CEE research staff modeled cold-climate heat pump performance across a typical Minnesota winter and summer to understand their impacts on energy use and the electricity grid. This post explores some of the key takeaways of that research—read to the end for a summary of methods and assumptions.
Heat pumps save significant energy over their electric counterparts.
Heat pumps are first and foremost an energy efficiency opportunity. A household will save energy when it switches to a heat pump from traditional electric heating and cooling. For a typical Minnesota home, a heat pump will reduce electricity use by 55%, mostly in heating. Coupled with deep energy retrofits to the house shell (see the assumptions section below), electricity use drops by more than 75%.
Heat pumps will lower summer peak demand.

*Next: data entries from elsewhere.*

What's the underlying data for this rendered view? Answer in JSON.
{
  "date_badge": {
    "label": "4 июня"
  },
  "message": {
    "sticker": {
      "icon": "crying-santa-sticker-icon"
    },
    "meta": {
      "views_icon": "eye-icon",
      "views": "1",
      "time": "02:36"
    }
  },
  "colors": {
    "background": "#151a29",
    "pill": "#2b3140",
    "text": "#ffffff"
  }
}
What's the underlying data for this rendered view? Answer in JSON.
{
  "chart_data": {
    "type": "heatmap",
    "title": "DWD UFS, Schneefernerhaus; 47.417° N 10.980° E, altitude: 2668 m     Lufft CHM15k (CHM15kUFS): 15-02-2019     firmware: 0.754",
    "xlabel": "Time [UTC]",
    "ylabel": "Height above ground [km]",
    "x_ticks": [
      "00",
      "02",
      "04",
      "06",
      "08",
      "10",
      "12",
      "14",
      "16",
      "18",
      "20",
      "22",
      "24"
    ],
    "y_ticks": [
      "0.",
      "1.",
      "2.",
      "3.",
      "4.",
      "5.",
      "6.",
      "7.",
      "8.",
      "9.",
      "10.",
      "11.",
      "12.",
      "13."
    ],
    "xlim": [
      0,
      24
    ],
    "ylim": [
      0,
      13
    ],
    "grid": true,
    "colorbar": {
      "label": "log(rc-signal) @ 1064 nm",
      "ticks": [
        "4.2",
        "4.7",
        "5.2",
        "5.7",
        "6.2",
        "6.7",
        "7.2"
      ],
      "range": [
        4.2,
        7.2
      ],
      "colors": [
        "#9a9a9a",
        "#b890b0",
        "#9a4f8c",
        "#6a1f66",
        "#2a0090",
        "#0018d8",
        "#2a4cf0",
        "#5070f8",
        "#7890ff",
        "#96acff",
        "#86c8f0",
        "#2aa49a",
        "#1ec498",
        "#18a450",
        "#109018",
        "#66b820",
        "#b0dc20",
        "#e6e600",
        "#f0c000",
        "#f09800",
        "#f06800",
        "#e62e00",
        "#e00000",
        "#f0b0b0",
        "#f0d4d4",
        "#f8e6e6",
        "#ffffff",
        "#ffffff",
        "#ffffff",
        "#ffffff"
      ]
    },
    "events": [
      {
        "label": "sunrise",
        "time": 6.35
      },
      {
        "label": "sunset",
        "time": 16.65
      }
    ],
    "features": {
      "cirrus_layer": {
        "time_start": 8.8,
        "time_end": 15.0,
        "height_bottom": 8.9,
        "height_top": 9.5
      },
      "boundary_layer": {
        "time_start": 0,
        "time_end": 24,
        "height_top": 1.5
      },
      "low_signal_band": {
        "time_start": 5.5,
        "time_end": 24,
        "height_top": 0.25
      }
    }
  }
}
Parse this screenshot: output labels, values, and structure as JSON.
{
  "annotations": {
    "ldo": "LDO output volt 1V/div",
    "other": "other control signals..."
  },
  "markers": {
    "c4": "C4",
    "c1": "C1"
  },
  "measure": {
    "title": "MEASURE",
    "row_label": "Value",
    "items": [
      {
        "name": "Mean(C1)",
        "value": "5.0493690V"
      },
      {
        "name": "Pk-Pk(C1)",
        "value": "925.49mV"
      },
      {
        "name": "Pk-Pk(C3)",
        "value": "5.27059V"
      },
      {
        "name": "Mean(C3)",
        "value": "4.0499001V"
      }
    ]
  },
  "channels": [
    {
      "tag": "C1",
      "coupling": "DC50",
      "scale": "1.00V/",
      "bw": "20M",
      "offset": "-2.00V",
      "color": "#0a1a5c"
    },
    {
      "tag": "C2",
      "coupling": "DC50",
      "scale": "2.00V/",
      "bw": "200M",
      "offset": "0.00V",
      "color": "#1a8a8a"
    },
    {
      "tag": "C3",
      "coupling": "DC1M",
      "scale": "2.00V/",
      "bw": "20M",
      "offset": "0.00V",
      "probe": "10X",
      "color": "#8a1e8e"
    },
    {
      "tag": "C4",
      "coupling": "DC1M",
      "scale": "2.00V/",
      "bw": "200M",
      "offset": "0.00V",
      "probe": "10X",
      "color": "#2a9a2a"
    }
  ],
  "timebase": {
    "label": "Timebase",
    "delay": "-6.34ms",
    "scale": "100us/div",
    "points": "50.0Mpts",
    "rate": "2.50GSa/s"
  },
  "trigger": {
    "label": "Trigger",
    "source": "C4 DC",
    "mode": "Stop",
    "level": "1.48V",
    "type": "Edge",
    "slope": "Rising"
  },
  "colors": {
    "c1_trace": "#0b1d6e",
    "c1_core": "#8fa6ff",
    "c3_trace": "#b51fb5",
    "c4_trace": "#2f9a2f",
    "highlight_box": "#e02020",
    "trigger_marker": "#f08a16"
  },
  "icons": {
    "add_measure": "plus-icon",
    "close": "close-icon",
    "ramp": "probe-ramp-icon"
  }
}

Electricity demand in Minnesota is the highest during summer heat waves, driven by cooling loads. More efficient heat pumps replacing central air conditioners will lower the energy demand per household by approximately 10%. Combining a heat pump with deep energy retrofits lowers peak demand by more than half.
In Minnesota, 70% of households have central air conditioning. Replacing those ACs with a heat pump in single-family households (to correspond with the energy use shown above) would lower the summer peak by 520 Megawatts (MW).
Heat pumps will increase energy demand in the winter — but they’re still a win for energy efficiency.
Unlike propane or natural gas, electricity cannot be stored inexpensively, which creates additional concern around demand occurring during a system peak. In Minnesota, 78% of homes are heated with natural gas, oil, or propane, so a transition to electricity as the primary heating fuel will inevitably increase winter electricity demand.
However, certain dynamics will moderate those winter peaks. On typical, moderate climate days, heat pumps will reduce peak demand from electric resistance heat by over 60%. Given the high load of electric resistance heat, this can save approximately 4 kilowatts (kW) per home. In other words, heat pumps reduce winter peaks of traditional electric technologies approximately 10 times more than they reduce summer peaks. It also means that for every electric resistance home converted to a heat pump, two fossil fuel homes (e.g. natural gas or propane) can convert to a heat pump with no net effect on peak demand.
In Minnesota, 8% of single-family households heat with electricity. Replacing all these homes’ electric systems with heat pumps would lower demand on moderate days by 570 MW.
It is important to plan for cold snaps — days with temperatures falling below -10°F, when some utilities experience peak demand on their system. However, most of today’s heat pumps require backup systems to operate on such cold days. If a home has electric resistance heat as a backup, the demand will be the same whether the home has a heat pump or not. However, nonelectric backup systems can moderate this effect and increase a household’s resilience in withstanding cold weather days.